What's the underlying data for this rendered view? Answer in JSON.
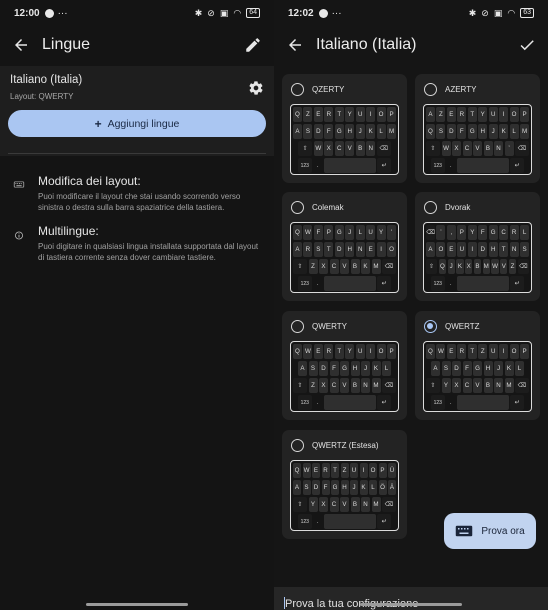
{
  "left": {
    "status": {
      "time": "12:00",
      "battery": "64"
    },
    "title": "Lingue",
    "language": {
      "name": "Italiano (Italia)",
      "layout": "Layout: QWERTY"
    },
    "add_button": "Aggiungi lingue",
    "info": [
      {
        "title": "Modifica dei layout:",
        "desc": "Puoi modificare il layout che stai usando scorrendo verso sinistra o destra sulla barra spaziatrice della tastiera."
      },
      {
        "title": "Multilingue:",
        "desc": "Puoi digitare in qualsiasi lingua installata supportata dal layout di tastiera corrente senza dover cambiare tastiere."
      }
    ]
  },
  "right": {
    "status": {
      "time": "12:02",
      "battery": "63"
    },
    "title": "Italiano (Italia)",
    "layouts": [
      {
        "name": "QZERTY",
        "selected": false,
        "rows": [
          [
            "Q",
            "Z",
            "E",
            "R",
            "T",
            "Y",
            "U",
            "I",
            "O",
            "P"
          ],
          [
            "A",
            "S",
            "D",
            "F",
            "G",
            "H",
            "J",
            "K",
            "L",
            "M"
          ],
          [
            "W",
            "X",
            "C",
            "V",
            "B",
            "N"
          ]
        ]
      },
      {
        "name": "AZERTY",
        "selected": false,
        "rows": [
          [
            "A",
            "Z",
            "E",
            "R",
            "T",
            "Y",
            "U",
            "I",
            "O",
            "P"
          ],
          [
            "Q",
            "S",
            "D",
            "F",
            "G",
            "H",
            "J",
            "K",
            "L",
            "M"
          ],
          [
            "W",
            "X",
            "C",
            "V",
            "B",
            "N",
            "’"
          ]
        ]
      },
      {
        "name": "Colemak",
        "selected": false,
        "rows": [
          [
            "Q",
            "W",
            "F",
            "P",
            "G",
            "J",
            "L",
            "U",
            "Y",
            "'"
          ],
          [
            "A",
            "R",
            "S",
            "T",
            "D",
            "H",
            "N",
            "E",
            "I",
            "O"
          ],
          [
            "Z",
            "X",
            "C",
            "V",
            "B",
            "K",
            "M"
          ]
        ]
      },
      {
        "name": "Dvorak",
        "selected": false,
        "rows": [
          [
            "’",
            ",",
            "P",
            "Y",
            "F",
            "G",
            "C",
            "R",
            "L"
          ],
          [
            "A",
            "O",
            "E",
            "U",
            "I",
            "D",
            "H",
            "T",
            "N",
            "S"
          ],
          [
            "Q",
            "J",
            "K",
            "X",
            "B",
            "M",
            "W",
            "V",
            "Z"
          ]
        ]
      },
      {
        "name": "QWERTY",
        "selected": false,
        "rows": [
          [
            "Q",
            "W",
            "E",
            "R",
            "T",
            "Y",
            "U",
            "I",
            "O",
            "P"
          ],
          [
            "A",
            "S",
            "D",
            "F",
            "G",
            "H",
            "J",
            "K",
            "L"
          ],
          [
            "Z",
            "X",
            "C",
            "V",
            "B",
            "N",
            "M"
          ]
        ]
      },
      {
        "name": "QWERTZ",
        "selected": true,
        "rows": [
          [
            "Q",
            "W",
            "E",
            "R",
            "T",
            "Z",
            "U",
            "I",
            "O",
            "P"
          ],
          [
            "A",
            "S",
            "D",
            "F",
            "G",
            "H",
            "J",
            "K",
            "L"
          ],
          [
            "Y",
            "X",
            "C",
            "V",
            "B",
            "N",
            "M"
          ]
        ]
      },
      {
        "name": "QWERTZ (Estesa)",
        "selected": false,
        "rows": [
          [
            "Q",
            "W",
            "E",
            "R",
            "T",
            "Z",
            "U",
            "I",
            "O",
            "P",
            "Ü"
          ],
          [
            "A",
            "S",
            "D",
            "F",
            "G",
            "H",
            "J",
            "K",
            "L",
            "Ö",
            "Ä"
          ],
          [
            "Y",
            "X",
            "C",
            "V",
            "B",
            "N",
            "M"
          ]
        ]
      }
    ],
    "num_key": "123",
    "period_key": ".",
    "try_button": "Prova ora",
    "try_input": "Prova la tua configurazione"
  }
}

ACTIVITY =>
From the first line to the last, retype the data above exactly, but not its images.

RESULT OF THE EXERCISE =>
What's the underlying data for this rendered view? Answer in JSON.
{
  "left": {
    "status": {
      "time": "12:00",
      "battery": "64"
    },
    "title": "Lingue",
    "language": {
      "name": "Italiano (Italia)",
      "layout": "Layout: QWERTY"
    },
    "add_button": "Aggiungi lingue",
    "info": [
      {
        "title": "Modifica dei layout:",
        "desc": "Puoi modificare il layout che stai usando scorrendo verso sinistra o destra sulla barra spaziatrice della tastiera."
      },
      {
        "title": "Multilingue:",
        "desc": "Puoi digitare in qualsiasi lingua installata supportata dal layout di tastiera corrente senza dover cambiare tastiere."
      }
    ]
  },
  "right": {
    "status": {
      "time": "12:02",
      "battery": "63"
    },
    "title": "Italiano (Italia)",
    "layouts": [
      {
        "name": "QZERTY",
        "selected": false,
        "rows": [
          [
            "Q",
            "Z",
            "E",
            "R",
            "T",
            "Y",
            "U",
            "I",
            "O",
            "P"
          ],
          [
            "A",
            "S",
            "D",
            "F",
            "G",
            "H",
            "J",
            "K",
            "L",
            "M"
          ],
          [
            "W",
            "X",
            "C",
            "V",
            "B",
            "N"
          ]
        ]
      },
      {
        "name": "AZERTY",
        "selected": false,
        "rows": [
          [
            "A",
            "Z",
            "E",
            "R",
            "T",
            "Y",
            "U",
            "I",
            "O",
            "P"
          ],
          [
            "Q",
            "S",
            "D",
            "F",
            "G",
            "H",
            "J",
            "K",
            "L",
            "M"
          ],
          [
            "W",
            "X",
            "C",
            "V",
            "B",
            "N",
            "’"
          ]
        ]
      },
      {
        "name": "Colemak",
        "selected": false,
        "rows": [
          [
            "Q",
            "W",
            "F",
            "P",
            "G",
            "J",
            "L",
            "U",
            "Y",
            "'"
          ],
          [
            "A",
            "R",
            "S",
            "T",
            "D",
            "H",
            "N",
            "E",
            "I",
            "O"
          ],
          [
            "Z",
            "X",
            "C",
            "V",
            "B",
            "K",
            "M"
          ]
        ]
      },
      {
        "name": "Dvorak",
        "selected": false,
        "rows": [
          [
            "’",
            ",",
            "P",
            "Y",
            "F",
            "G",
            "C",
            "R",
            "L"
          ],
          [
            "A",
            "O",
            "E",
            "U",
            "I",
            "D",
            "H",
            "T",
            "N",
            "S"
          ],
          [
            "Q",
            "J",
            "K",
            "X",
            "B",
            "M",
            "W",
            "V",
            "Z"
          ]
        ]
      },
      {
        "name": "QWERTY",
        "selected": false,
        "rows": [
          [
            "Q",
            "W",
            "E",
            "R",
            "T",
            "Y",
            "U",
            "I",
            "O",
            "P"
          ],
          [
            "A",
            "S",
            "D",
            "F",
            "G",
            "H",
            "J",
            "K",
            "L"
          ],
          [
            "Z",
            "X",
            "C",
            "V",
            "B",
            "N",
            "M"
          ]
        ]
      },
      {
        "name": "QWERTZ",
        "selected": true,
        "rows": [
          [
            "Q",
            "W",
            "E",
            "R",
            "T",
            "Z",
            "U",
            "I",
            "O",
            "P"
          ],
          [
            "A",
            "S",
            "D",
            "F",
            "G",
            "H",
            "J",
            "K",
            "L"
          ],
          [
            "Y",
            "X",
            "C",
            "V",
            "B",
            "N",
            "M"
          ]
        ]
      },
      {
        "name": "QWERTZ (Estesa)",
        "selected": false,
        "rows": [
          [
            "Q",
            "W",
            "E",
            "R",
            "T",
            "Z",
            "U",
            "I",
            "O",
            "P",
            "Ü"
          ],
          [
            "A",
            "S",
            "D",
            "F",
            "G",
            "H",
            "J",
            "K",
            "L",
            "Ö",
            "Ä"
          ],
          [
            "Y",
            "X",
            "C",
            "V",
            "B",
            "N",
            "M"
          ]
        ]
      }
    ],
    "num_key": "123",
    "period_key": ".",
    "try_button": "Prova ora",
    "try_input": "Prova la tua configurazione"
  }
}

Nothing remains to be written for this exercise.